- If mold is a problem in your home or school, you must clean up the mold and eliminate sources of moisture.
- Fix the source of the water problem or leak to prevent mold growth.
- Reduce indoor humidity (to 30-60%) to decrease mold growth by:
- Venting bathrooms, dryers and other moisture-generating sources to the outside
- Using air conditioners and de-humidifiers
- Increasing ventilation
- Using exhaust fans whenever cooking, dishwashing and cleaning
- Clean and dry any damp or wet building materials and furnishings within 24-48 hours to prevent mold growth.
- Clean mold off hard surfaces with water and detergent, and dry completely. Absorbent materials such as ceiling tiles, that are moldy, may need to be replaced.
- Prevent condensation: Reduce the potential for condensation on cold surfaces (i.e., windows, piping, exterior walls, roof, or floors) by adding insulation.
- In areas where there is a perpetual moisture problem, do not install carpeting (i.e., by drinking fountains, by classroom sinks, or on concrete floors with leaks or frequent condensation).
- Molds can be found almost anywhere; they can grow on virtually any substance, providing moisture is present. There are molds that can grow on wood, paper, carpet, and foods.
How do molds affect people?
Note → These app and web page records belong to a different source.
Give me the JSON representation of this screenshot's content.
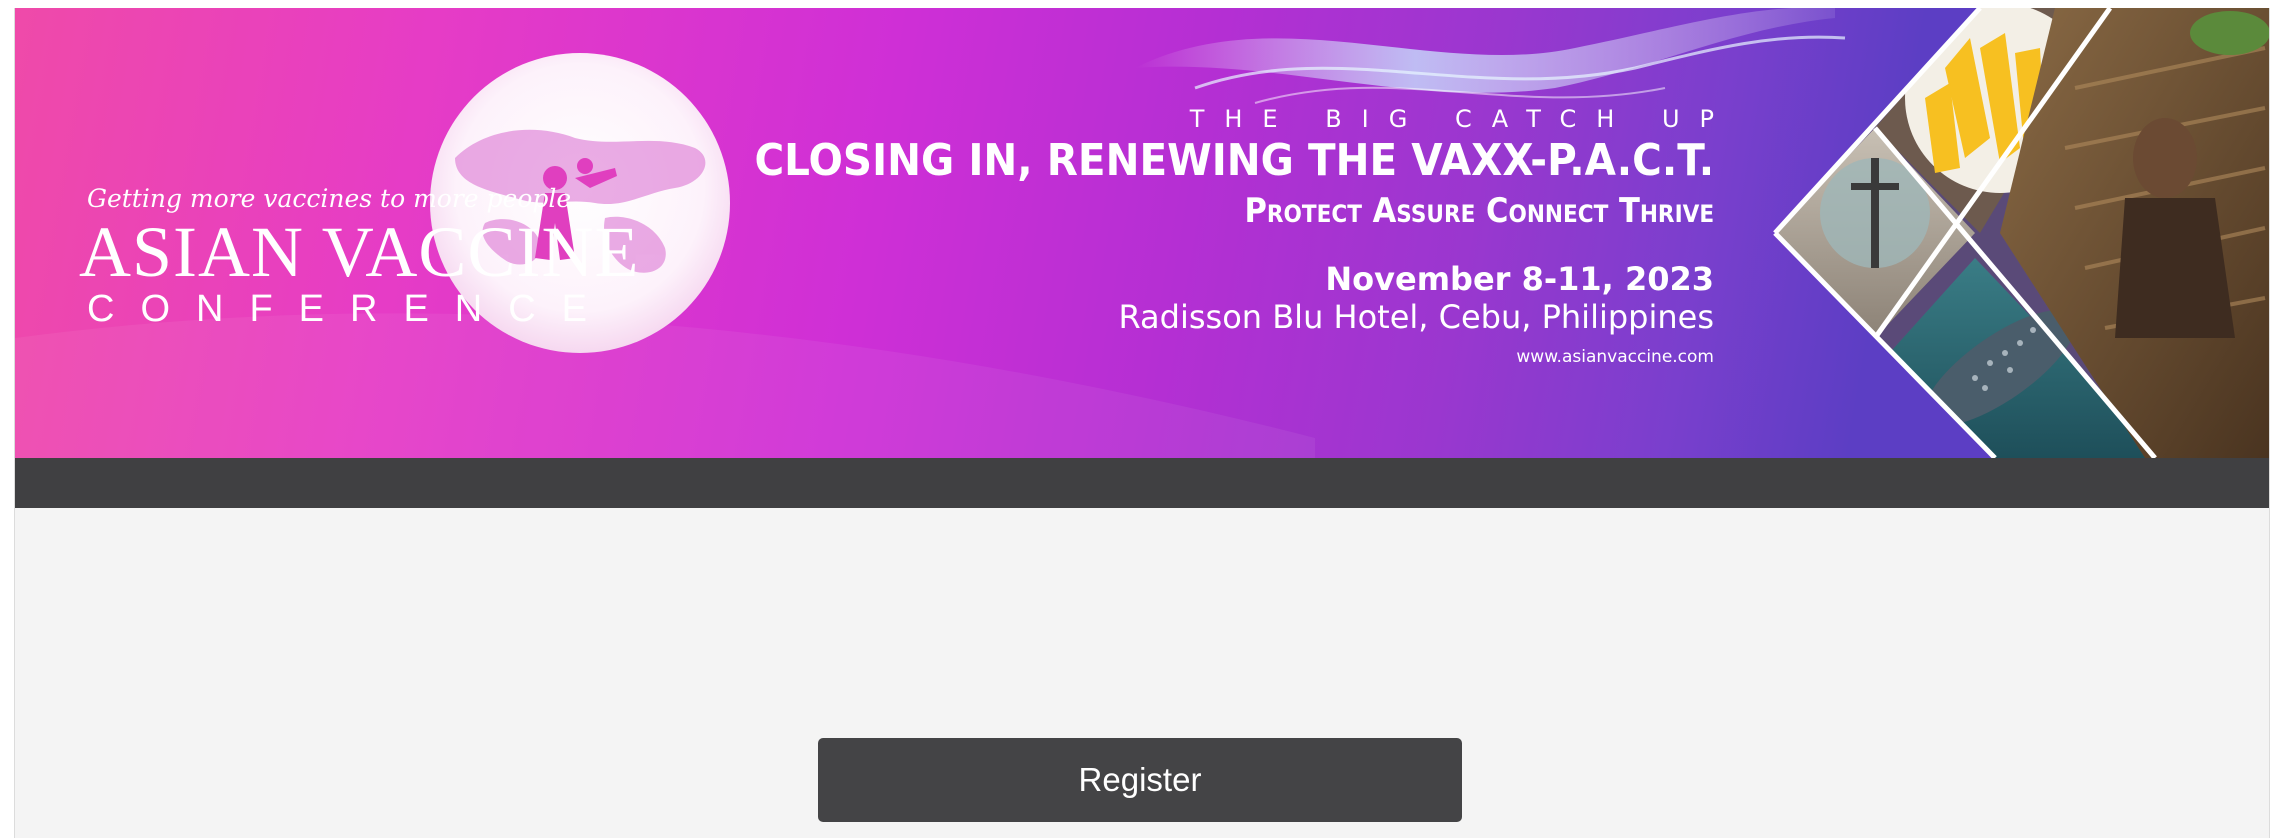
{
  "banner": {
    "logo": {
      "tagline": "Getting more vaccines to more people",
      "name": "ASIAN VACCINE",
      "subtitle": "CONFERENCE"
    },
    "kicker": "THE BIG CATCH UP",
    "headline": "CLOSING IN, RENEWING THE VAXX-P.A.C.T.",
    "pillars": "Protect Assure Connect Thrive",
    "date": "November 8-11, 2023",
    "venue": "Radisson Blu Hotel, Cebu, Philippines",
    "website": "www.asianvaccine.com",
    "colors": {
      "gradient_start": "#ef4aa9",
      "gradient_mid": "#cf2fd6",
      "gradient_end": "#5c3ec4"
    }
  },
  "nav": {
    "color": "#404042"
  },
  "actions": {
    "register_label": "Register"
  }
}
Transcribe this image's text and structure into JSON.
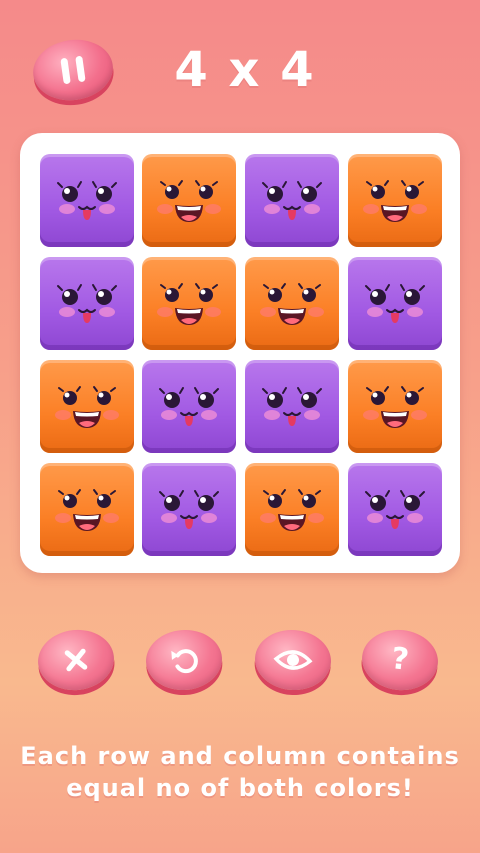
{
  "header": {
    "pause_icon": "pause-icon",
    "title": "4 x 4"
  },
  "board": {
    "size": "4 x 4",
    "rows": [
      [
        "purple",
        "orange",
        "purple",
        "orange"
      ],
      [
        "purple",
        "orange",
        "orange",
        "purple"
      ],
      [
        "orange",
        "purple",
        "purple",
        "orange"
      ],
      [
        "orange",
        "purple",
        "orange",
        "purple"
      ]
    ],
    "colors": {
      "purple": "#a159e3",
      "orange": "#fb7f25"
    }
  },
  "controls": [
    {
      "name": "clear-button",
      "icon": "close-icon"
    },
    {
      "name": "undo-button",
      "icon": "undo-icon"
    },
    {
      "name": "reveal-button",
      "icon": "eye-icon"
    },
    {
      "name": "help-button",
      "icon": "question-icon",
      "glyph": "?"
    }
  ],
  "hint": {
    "line1": "Each row and column contains",
    "line2": "equal no of both colors!"
  }
}
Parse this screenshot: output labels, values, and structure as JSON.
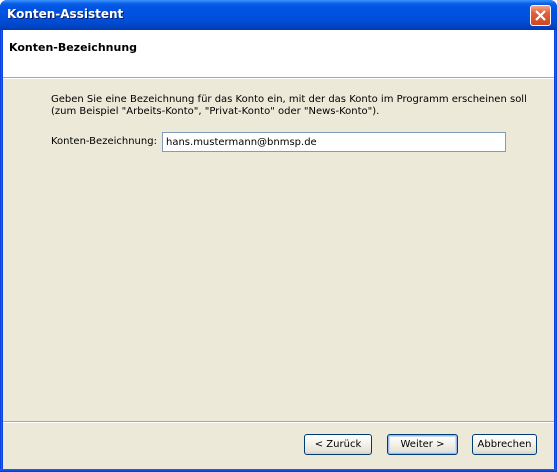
{
  "window": {
    "title": "Konten-Assistent"
  },
  "header": {
    "title": "Konten-Bezeichnung"
  },
  "main": {
    "description_line1": "Geben Sie eine Bezeichnung für das Konto ein, mit der das Konto im Programm erscheinen soll",
    "description_line2": "(zum Beispiel \"Arbeits-Konto\", \"Privat-Konto\" oder \"News-Konto\").",
    "account_name_label": "Konten-Bezeichnung:",
    "account_name_value": "hans.mustermann@bnmsp.de"
  },
  "buttons": {
    "back": "< Zurück",
    "next": "Weiter >",
    "cancel": "Abbrechen"
  },
  "icons": {
    "close": "close-icon"
  },
  "colors": {
    "titlebar": "#0054e3",
    "dialog_background": "#ece9d8",
    "close_button": "#e2613c"
  }
}
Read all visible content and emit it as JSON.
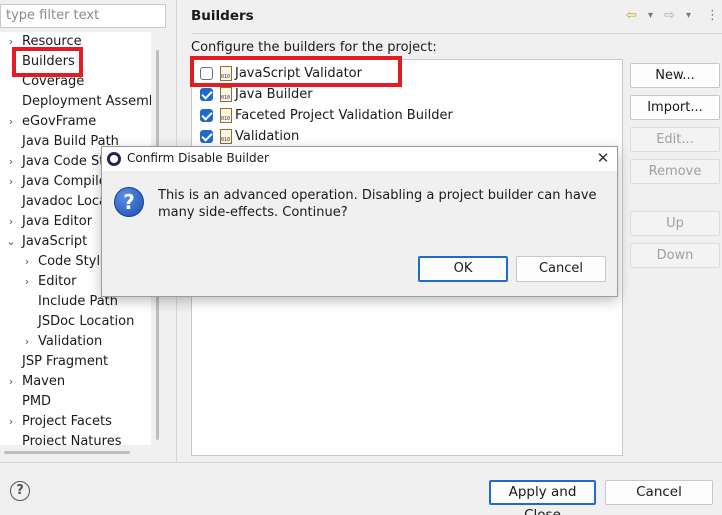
{
  "filter": {
    "placeholder": "type filter text"
  },
  "tree": [
    {
      "label": "Resource",
      "expander": "right"
    },
    {
      "label": "Builders",
      "expander": "none"
    },
    {
      "label": "Coverage",
      "expander": "none"
    },
    {
      "label": "Deployment Assembly",
      "expander": "none"
    },
    {
      "label": "eGovFrame",
      "expander": "right"
    },
    {
      "label": "Java Build Path",
      "expander": "none"
    },
    {
      "label": "Java Code Style",
      "expander": "right"
    },
    {
      "label": "Java Compiler",
      "expander": "right"
    },
    {
      "label": "Javadoc Location",
      "expander": "none"
    },
    {
      "label": "Java Editor",
      "expander": "right"
    },
    {
      "label": "JavaScript",
      "expander": "down"
    },
    {
      "label": "Code Style",
      "expander": "right",
      "child": true
    },
    {
      "label": "Editor",
      "expander": "right",
      "child": true
    },
    {
      "label": "Include Path",
      "expander": "none",
      "child": true
    },
    {
      "label": "JSDoc Location",
      "expander": "none",
      "child": true
    },
    {
      "label": "Validation",
      "expander": "right",
      "child": true
    },
    {
      "label": "JSP Fragment",
      "expander": "none"
    },
    {
      "label": "Maven",
      "expander": "right"
    },
    {
      "label": "PMD",
      "expander": "none"
    },
    {
      "label": "Project Facets",
      "expander": "right"
    },
    {
      "label": "Project Natures",
      "expander": "none"
    }
  ],
  "page": {
    "title": "Builders",
    "description": "Configure the builders for the project:",
    "nav": {
      "back": "⇦",
      "back_menu": "▾",
      "forward": "⇨",
      "forward_menu": "▾",
      "view_menu": "⋮"
    }
  },
  "builders": [
    {
      "label": "JavaScript Validator",
      "checked": false
    },
    {
      "label": "Java Builder",
      "checked": true
    },
    {
      "label": "Faceted Project Validation Builder",
      "checked": true
    },
    {
      "label": "Validation",
      "checked": true
    }
  ],
  "side_buttons": [
    {
      "label": "New...",
      "enabled": true
    },
    {
      "label": "Import...",
      "enabled": true
    },
    {
      "label": "Edit...",
      "enabled": false
    },
    {
      "label": "Remove",
      "enabled": false
    },
    {
      "label": "Up",
      "enabled": false
    },
    {
      "label": "Down",
      "enabled": false
    }
  ],
  "footer": {
    "help": "?",
    "apply_close": "Apply and Close",
    "cancel": "Cancel"
  },
  "dialog": {
    "title": "Confirm Disable Builder",
    "close": "✕",
    "icon": "?",
    "message": "This is an advanced operation. Disabling a project builder can have many side-effects. Continue?",
    "ok": "OK",
    "cancel": "Cancel"
  },
  "colors": {
    "accent": "#1f6bc9",
    "highlight": "#e21b25"
  }
}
Molds are usually not a problem indoors, unless mold spores land on a wet or damp spot and begin growing. Molds have the potential to cause health problems. Molds produce allergens (substances that can cause allergic reactions) and irritants. Inhaling or touching mold or mold spores may cause allergic reactions in sensitive individuals. Allergic responses include hay fever-type symptoms, such as sneezing, runny nose, red eyes, and skin rash.
Allergic reactions to mold are common. They can be immediate or delayed. Molds can also cause asthma attacks in people with asthma who are allergic to mold. In addition, mold exposure can irritate the eyes, skin, nose, throat, and lungs of both mold-allergic and non-allergic people. Symptoms other than the allergic and irritant types are not commonly reported as a result of inhaling mold. Research on mold and health effects is ongoing.
The above does not describe all potential health effects related to mold exposure. For more detailed information, consult a health professional, your state or local health department, or the Centers for Disease Control and Prevention mold website.